====== Data provided
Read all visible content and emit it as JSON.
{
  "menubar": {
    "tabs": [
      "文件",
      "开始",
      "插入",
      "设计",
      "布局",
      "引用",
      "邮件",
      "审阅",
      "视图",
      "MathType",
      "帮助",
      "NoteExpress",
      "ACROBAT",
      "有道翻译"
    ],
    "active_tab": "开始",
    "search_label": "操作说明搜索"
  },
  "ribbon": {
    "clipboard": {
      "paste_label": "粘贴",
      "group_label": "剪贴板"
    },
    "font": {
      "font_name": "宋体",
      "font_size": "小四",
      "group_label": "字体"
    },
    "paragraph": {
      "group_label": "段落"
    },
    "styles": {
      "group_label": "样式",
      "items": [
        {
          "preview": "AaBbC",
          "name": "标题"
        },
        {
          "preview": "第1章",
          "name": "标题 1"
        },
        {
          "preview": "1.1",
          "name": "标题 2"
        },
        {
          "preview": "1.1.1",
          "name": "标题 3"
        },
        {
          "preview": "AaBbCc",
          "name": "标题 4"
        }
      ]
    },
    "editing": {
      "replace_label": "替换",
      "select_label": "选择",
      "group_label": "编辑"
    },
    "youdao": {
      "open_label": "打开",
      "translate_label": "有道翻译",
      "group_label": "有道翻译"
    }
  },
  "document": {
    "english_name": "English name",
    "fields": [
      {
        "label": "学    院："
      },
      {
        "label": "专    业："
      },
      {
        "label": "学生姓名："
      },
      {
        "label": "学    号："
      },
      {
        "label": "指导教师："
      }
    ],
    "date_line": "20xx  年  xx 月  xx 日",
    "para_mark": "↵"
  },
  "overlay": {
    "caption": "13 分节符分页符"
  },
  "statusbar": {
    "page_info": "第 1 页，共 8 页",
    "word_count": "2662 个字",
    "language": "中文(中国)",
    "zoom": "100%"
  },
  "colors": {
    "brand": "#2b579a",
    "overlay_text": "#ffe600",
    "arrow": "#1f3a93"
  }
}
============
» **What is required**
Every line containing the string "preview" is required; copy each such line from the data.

» **Answer section**
          "preview": "AaBbC",
          "preview": "第1章",
          "preview": "1.1",
          "preview": "1.1.1",
          "preview": "AaBbCc",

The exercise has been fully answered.